INSTRUCTIONS TO FOLLOW:
Reproduce all the data, character for character.

##############################

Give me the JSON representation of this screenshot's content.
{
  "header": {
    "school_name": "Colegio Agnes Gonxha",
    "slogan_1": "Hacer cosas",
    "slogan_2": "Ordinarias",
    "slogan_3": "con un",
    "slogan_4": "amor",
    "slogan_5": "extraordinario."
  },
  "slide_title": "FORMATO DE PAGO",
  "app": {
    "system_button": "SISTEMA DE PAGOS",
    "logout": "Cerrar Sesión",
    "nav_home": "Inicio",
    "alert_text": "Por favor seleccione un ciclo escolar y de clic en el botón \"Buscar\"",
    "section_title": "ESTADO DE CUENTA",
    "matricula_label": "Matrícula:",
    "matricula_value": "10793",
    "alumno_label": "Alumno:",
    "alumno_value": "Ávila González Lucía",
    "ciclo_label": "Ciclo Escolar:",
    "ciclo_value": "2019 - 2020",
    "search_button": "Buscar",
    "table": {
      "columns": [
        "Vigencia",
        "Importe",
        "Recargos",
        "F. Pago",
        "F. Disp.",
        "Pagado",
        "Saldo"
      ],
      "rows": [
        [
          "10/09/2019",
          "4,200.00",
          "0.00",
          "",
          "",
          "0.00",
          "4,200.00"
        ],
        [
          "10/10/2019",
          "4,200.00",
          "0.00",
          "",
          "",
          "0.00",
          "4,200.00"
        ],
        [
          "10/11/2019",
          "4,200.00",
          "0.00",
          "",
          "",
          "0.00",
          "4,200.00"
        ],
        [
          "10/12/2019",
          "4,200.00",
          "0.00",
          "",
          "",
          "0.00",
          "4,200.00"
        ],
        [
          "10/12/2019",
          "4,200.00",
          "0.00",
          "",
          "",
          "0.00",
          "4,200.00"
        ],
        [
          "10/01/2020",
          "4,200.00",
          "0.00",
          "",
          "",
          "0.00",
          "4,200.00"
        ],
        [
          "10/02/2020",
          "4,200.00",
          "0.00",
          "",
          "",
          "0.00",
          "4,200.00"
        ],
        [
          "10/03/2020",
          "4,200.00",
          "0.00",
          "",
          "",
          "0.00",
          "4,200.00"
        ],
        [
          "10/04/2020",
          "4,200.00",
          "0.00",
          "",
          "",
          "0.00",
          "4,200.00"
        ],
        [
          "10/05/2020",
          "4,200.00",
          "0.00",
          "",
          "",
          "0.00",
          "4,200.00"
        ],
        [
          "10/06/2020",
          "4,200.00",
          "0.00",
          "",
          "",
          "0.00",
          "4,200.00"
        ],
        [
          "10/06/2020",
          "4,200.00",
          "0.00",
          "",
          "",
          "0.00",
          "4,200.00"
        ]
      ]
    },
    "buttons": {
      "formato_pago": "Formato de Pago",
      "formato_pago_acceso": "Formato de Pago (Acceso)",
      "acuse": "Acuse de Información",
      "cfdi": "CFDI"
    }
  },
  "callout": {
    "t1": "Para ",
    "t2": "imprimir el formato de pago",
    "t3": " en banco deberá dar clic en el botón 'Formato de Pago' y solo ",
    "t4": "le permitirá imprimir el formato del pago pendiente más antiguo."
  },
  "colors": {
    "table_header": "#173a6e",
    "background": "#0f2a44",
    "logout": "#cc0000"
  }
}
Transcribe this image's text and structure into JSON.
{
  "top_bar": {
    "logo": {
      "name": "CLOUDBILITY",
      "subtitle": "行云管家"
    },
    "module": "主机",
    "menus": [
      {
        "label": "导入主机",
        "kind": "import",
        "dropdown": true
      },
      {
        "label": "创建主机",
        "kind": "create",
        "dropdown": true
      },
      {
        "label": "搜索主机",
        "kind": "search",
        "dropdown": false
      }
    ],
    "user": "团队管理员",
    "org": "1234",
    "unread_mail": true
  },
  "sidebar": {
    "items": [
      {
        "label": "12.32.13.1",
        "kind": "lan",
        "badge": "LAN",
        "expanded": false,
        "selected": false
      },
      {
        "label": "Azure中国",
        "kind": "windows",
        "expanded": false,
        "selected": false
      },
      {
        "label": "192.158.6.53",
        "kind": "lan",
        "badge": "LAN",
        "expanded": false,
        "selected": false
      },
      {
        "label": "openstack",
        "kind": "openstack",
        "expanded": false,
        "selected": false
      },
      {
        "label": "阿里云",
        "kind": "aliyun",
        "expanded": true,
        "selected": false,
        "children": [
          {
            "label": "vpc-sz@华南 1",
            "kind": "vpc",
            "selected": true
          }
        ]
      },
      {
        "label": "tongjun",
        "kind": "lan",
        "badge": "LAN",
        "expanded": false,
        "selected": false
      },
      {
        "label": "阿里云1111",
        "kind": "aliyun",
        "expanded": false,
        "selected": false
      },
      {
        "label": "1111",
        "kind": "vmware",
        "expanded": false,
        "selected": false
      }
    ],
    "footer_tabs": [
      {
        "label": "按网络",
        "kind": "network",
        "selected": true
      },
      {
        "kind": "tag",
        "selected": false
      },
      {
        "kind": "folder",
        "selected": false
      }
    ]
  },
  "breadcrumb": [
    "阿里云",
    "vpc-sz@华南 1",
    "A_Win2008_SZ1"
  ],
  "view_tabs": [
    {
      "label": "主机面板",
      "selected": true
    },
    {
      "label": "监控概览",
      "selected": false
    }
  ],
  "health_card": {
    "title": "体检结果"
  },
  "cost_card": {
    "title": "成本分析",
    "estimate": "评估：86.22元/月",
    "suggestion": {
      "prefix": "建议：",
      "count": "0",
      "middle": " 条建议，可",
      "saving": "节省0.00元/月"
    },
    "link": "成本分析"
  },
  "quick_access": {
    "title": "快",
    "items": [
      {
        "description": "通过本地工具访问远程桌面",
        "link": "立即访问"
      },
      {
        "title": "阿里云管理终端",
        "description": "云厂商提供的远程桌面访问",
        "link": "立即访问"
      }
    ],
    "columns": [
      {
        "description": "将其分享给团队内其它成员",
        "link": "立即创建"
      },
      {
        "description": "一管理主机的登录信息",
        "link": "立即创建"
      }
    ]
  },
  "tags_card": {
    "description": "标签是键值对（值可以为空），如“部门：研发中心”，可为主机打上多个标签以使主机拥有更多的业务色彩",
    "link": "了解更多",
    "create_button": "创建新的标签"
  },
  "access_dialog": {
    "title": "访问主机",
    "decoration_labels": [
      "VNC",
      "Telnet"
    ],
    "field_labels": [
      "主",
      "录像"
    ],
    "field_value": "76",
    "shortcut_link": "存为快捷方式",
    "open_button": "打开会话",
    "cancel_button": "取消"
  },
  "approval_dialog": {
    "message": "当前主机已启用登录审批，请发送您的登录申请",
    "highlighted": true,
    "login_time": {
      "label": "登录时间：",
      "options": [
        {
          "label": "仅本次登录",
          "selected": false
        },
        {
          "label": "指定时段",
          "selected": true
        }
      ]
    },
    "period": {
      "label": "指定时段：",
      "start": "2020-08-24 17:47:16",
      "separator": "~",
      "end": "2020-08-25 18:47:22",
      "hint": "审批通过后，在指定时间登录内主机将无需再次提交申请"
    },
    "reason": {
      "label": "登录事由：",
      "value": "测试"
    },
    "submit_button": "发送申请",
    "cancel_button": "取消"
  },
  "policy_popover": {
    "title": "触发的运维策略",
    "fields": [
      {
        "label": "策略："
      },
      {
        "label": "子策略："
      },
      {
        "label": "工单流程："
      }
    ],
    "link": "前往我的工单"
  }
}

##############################

YOUR RESPONSE:
Give me the JSON representation of this screenshot's content.
{
  "header": {
    "school_name": "Colegio Agnes Gonxha",
    "slogan_1": "Hacer cosas",
    "slogan_2": "Ordinarias",
    "slogan_3": "con un",
    "slogan_4": "amor",
    "slogan_5": "extraordinario."
  },
  "slide_title": "FORMATO DE PAGO",
  "app": {
    "system_button": "SISTEMA DE PAGOS",
    "logout": "Cerrar Sesión",
    "nav_home": "Inicio",
    "alert_text": "Por favor seleccione un ciclo escolar y de clic en el botón \"Buscar\"",
    "section_title": "ESTADO DE CUENTA",
    "matricula_label": "Matrícula:",
    "matricula_value": "10793",
    "alumno_label": "Alumno:",
    "alumno_value": "Ávila González Lucía",
    "ciclo_label": "Ciclo Escolar:",
    "ciclo_value": "2019 - 2020",
    "search_button": "Buscar",
    "table": {
      "columns": [
        "Vigencia",
        "Importe",
        "Recargos",
        "F. Pago",
        "F. Disp.",
        "Pagado",
        "Saldo"
      ],
      "rows": [
        [
          "10/09/2019",
          "4,200.00",
          "0.00",
          "",
          "",
          "0.00",
          "4,200.00"
        ],
        [
          "10/10/2019",
          "4,200.00",
          "0.00",
          "",
          "",
          "0.00",
          "4,200.00"
        ],
        [
          "10/11/2019",
          "4,200.00",
          "0.00",
          "",
          "",
          "0.00",
          "4,200.00"
        ],
        [
          "10/12/2019",
          "4,200.00",
          "0.00",
          "",
          "",
          "0.00",
          "4,200.00"
        ],
        [
          "10/12/2019",
          "4,200.00",
          "0.00",
          "",
          "",
          "0.00",
          "4,200.00"
        ],
        [
          "10/01/2020",
          "4,200.00",
          "0.00",
          "",
          "",
          "0.00",
          "4,200.00"
        ],
        [
          "10/02/2020",
          "4,200.00",
          "0.00",
          "",
          "",
          "0.00",
          "4,200.00"
        ],
        [
          "10/03/2020",
          "4,200.00",
          "0.00",
          "",
          "",
          "0.00",
          "4,200.00"
        ],
        [
          "10/04/2020",
          "4,200.00",
          "0.00",
          "",
          "",
          "0.00",
          "4,200.00"
        ],
        [
          "10/05/2020",
          "4,200.00",
          "0.00",
          "",
          "",
          "0.00",
          "4,200.00"
        ],
        [
          "10/06/2020",
          "4,200.00",
          "0.00",
          "",
          "",
          "0.00",
          "4,200.00"
        ],
        [
          "10/06/2020",
          "4,200.00",
          "0.00",
          "",
          "",
          "0.00",
          "4,200.00"
        ]
      ]
    },
    "buttons": {
      "formato_pago": "Formato de Pago",
      "formato_pago_acceso": "Formato de Pago (Acceso)",
      "acuse": "Acuse de Información",
      "cfdi": "CFDI"
    }
  },
  "callout": {
    "t1": "Para ",
    "t2": "imprimir el formato de pago",
    "t3": " en banco deberá dar clic en el botón 'Formato de Pago' y solo ",
    "t4": "le permitirá imprimir el formato del pago pendiente más antiguo."
  },
  "colors": {
    "table_header": "#173a6e",
    "background": "#0f2a44",
    "logout": "#cc0000"
  }
}
Transcribe this image's text and structure into JSON.
{
  "top_bar": {
    "logo": {
      "name": "CLOUDBILITY",
      "subtitle": "行云管家"
    },
    "module": "主机",
    "menus": [
      {
        "label": "导入主机",
        "kind": "import",
        "dropdown": true
      },
      {
        "label": "创建主机",
        "kind": "create",
        "dropdown": true
      },
      {
        "label": "搜索主机",
        "kind": "search",
        "dropdown": false
      }
    ],
    "user": "团队管理员",
    "org": "1234",
    "unread_mail": true
  },
  "sidebar": {
    "items": [
      {
        "label": "12.32.13.1",
        "kind": "lan",
        "badge": "LAN",
        "expanded": false,
        "selected": false
      },
      {
        "label": "Azure中国",
        "kind": "windows",
        "expanded": false,
        "selected": false
      },
      {
        "label": "192.158.6.53",
        "kind": "lan",
        "badge": "LAN",
        "expanded": false,
        "selected": false
      },
      {
        "label": "openstack",
        "kind": "openstack",
        "expanded": false,
        "selected": false
      },
      {
        "label": "阿里云",
        "kind": "aliyun",
        "expanded": true,
        "selected": false,
        "children": [
          {
            "label": "vpc-sz@华南 1",
            "kind": "vpc",
            "selected": true
          }
        ]
      },
      {
        "label": "tongjun",
        "kind": "lan",
        "badge": "LAN",
        "expanded": false,
        "selected": false
      },
      {
        "label": "阿里云1111",
        "kind": "aliyun",
        "expanded": false,
        "selected": false
      },
      {
        "label": "1111",
        "kind": "vmware",
        "expanded": false,
        "selected": false
      }
    ],
    "footer_tabs": [
      {
        "label": "按网络",
        "kind": "network",
        "selected": true
      },
      {
        "kind": "tag",
        "selected": false
      },
      {
        "kind": "folder",
        "selected": false
      }
    ]
  },
  "breadcrumb": [
    "阿里云",
    "vpc-sz@华南 1",
    "A_Win2008_SZ1"
  ],
  "view_tabs": [
    {
      "label": "主机面板",
      "selected": true
    },
    {
      "label": "监控概览",
      "selected": false
    }
  ],
  "health_card": {
    "title": "体检结果"
  },
  "cost_card": {
    "title": "成本分析",
    "estimate": "评估：86.22元/月",
    "suggestion": {
      "prefix": "建议：",
      "count": "0",
      "middle": " 条建议，可",
      "saving": "节省0.00元/月"
    },
    "link": "成本分析"
  },
  "quick_access": {
    "title": "快",
    "items": [
      {
        "description": "通过本地工具访问远程桌面",
        "link": "立即访问"
      },
      {
        "title": "阿里云管理终端",
        "description": "云厂商提供的远程桌面访问",
        "link": "立即访问"
      }
    ],
    "columns": [
      {
        "description": "将其分享给团队内其它成员",
        "link": "立即创建"
      },
      {
        "description": "一管理主机的登录信息",
        "link": "立即创建"
      }
    ]
  },
  "tags_card": {
    "description": "标签是键值对（值可以为空），如“部门：研发中心”，可为主机打上多个标签以使主机拥有更多的业务色彩",
    "link": "了解更多",
    "create_button": "创建新的标签"
  },
  "access_dialog": {
    "title": "访问主机",
    "decoration_labels": [
      "VNC",
      "Telnet"
    ],
    "field_labels": [
      "主",
      "录像"
    ],
    "field_value": "76",
    "shortcut_link": "存为快捷方式",
    "open_button": "打开会话",
    "cancel_button": "取消"
  },
  "approval_dialog": {
    "message": "当前主机已启用登录审批，请发送您的登录申请",
    "highlighted": true,
    "login_time": {
      "label": "登录时间：",
      "options": [
        {
          "label": "仅本次登录",
          "selected": false
        },
        {
          "label": "指定时段",
          "selected": true
        }
      ]
    },
    "period": {
      "label": "指定时段：",
      "start": "2020-08-24 17:47:16",
      "separator": "~",
      "end": "2020-08-25 18:47:22",
      "hint": "审批通过后，在指定时间登录内主机将无需再次提交申请"
    },
    "reason": {
      "label": "登录事由：",
      "value": "测试"
    },
    "submit_button": "发送申请",
    "cancel_button": "取消"
  },
  "policy_popover": {
    "title": "触发的运维策略",
    "fields": [
      {
        "label": "策略："
      },
      {
        "label": "子策略："
      },
      {
        "label": "工单流程："
      }
    ],
    "link": "前往我的工单"
  }
}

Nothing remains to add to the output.